(GOAL OF THE EXERCISE)
Say how many lines below hold the word "label"; give the number by itself.

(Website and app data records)
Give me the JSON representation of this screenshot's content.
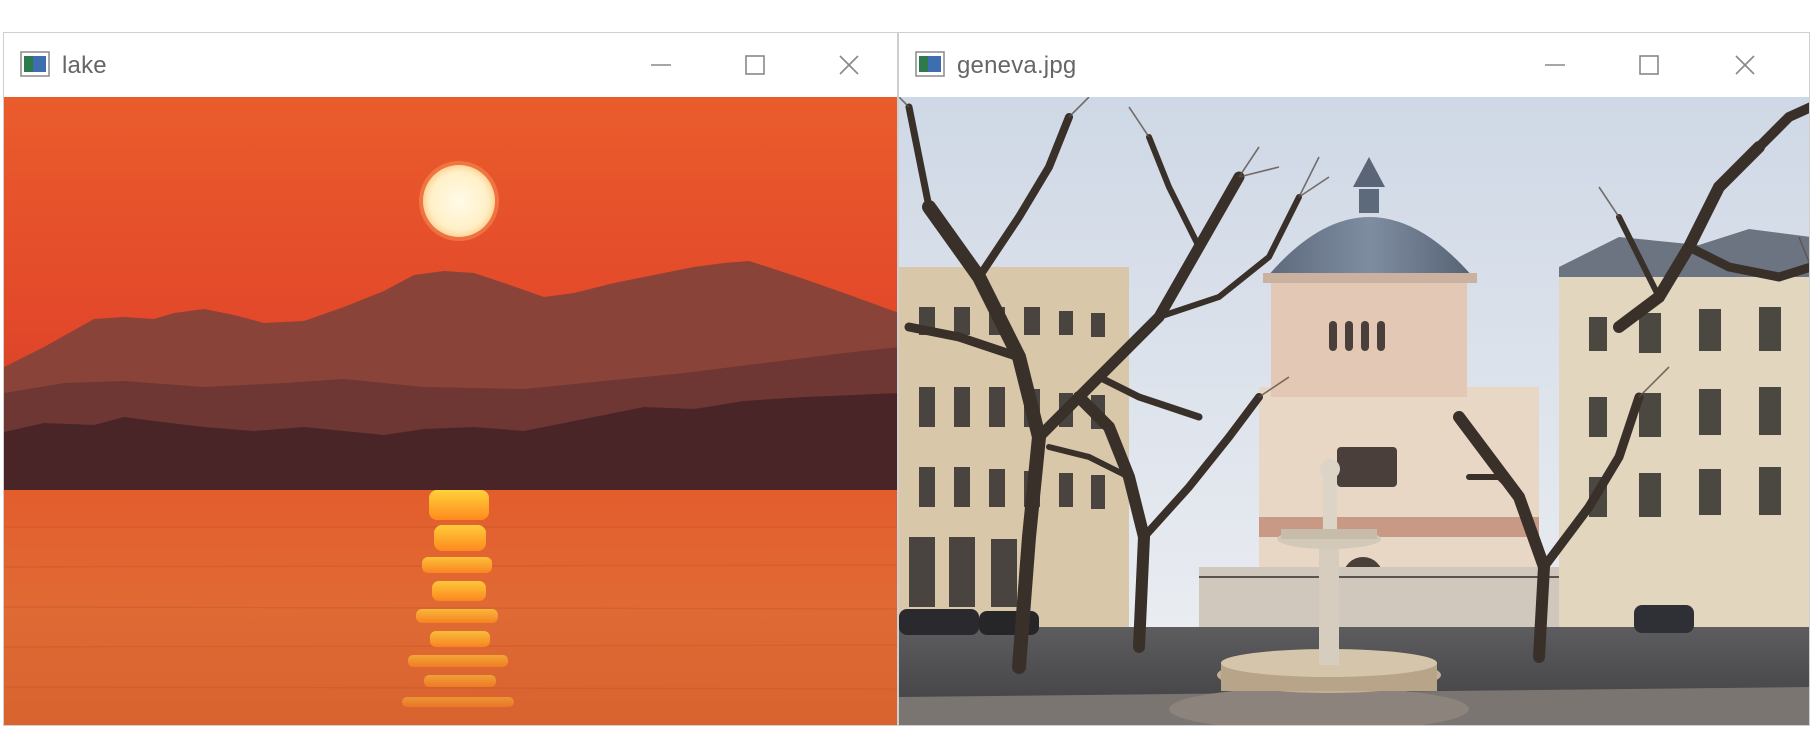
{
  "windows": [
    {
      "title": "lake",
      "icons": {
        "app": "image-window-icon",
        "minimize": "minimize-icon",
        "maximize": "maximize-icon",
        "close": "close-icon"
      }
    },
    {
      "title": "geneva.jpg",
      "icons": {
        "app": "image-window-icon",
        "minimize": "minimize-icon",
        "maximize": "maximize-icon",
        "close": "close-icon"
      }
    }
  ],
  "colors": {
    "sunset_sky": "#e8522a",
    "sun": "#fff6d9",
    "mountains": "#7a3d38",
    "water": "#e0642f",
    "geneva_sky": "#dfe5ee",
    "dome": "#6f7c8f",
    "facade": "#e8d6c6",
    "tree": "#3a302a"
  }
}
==
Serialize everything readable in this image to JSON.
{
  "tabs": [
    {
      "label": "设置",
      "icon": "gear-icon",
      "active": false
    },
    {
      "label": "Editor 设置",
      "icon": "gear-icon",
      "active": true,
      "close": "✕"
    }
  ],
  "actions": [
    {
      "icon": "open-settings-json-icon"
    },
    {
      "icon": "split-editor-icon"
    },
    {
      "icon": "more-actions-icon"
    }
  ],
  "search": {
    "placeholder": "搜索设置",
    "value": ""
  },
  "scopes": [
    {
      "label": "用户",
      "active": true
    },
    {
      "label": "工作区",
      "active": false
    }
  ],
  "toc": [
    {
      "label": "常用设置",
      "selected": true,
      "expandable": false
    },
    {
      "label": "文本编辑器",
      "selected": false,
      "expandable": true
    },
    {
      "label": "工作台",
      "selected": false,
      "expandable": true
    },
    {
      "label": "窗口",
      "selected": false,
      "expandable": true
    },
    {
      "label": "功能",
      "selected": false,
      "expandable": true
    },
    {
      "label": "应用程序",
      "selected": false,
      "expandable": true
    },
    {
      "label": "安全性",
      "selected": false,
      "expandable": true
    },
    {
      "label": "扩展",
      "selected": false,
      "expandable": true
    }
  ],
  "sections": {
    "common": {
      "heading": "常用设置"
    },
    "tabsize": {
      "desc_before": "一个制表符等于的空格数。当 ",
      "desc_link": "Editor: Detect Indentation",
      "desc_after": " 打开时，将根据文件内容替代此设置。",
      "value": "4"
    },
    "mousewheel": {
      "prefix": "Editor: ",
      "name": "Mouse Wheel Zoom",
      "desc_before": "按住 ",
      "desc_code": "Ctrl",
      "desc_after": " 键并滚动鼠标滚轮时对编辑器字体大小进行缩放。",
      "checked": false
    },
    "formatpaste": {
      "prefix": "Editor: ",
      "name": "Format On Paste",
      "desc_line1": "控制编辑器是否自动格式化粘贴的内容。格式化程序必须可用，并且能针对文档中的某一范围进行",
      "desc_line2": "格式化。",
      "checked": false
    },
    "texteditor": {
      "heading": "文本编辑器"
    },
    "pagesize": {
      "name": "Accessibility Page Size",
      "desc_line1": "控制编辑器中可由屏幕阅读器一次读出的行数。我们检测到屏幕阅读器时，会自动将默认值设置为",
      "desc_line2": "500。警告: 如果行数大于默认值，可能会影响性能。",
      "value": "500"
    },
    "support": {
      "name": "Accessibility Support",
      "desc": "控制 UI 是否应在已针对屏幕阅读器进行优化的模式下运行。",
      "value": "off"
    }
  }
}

(ANSWER BOX)
12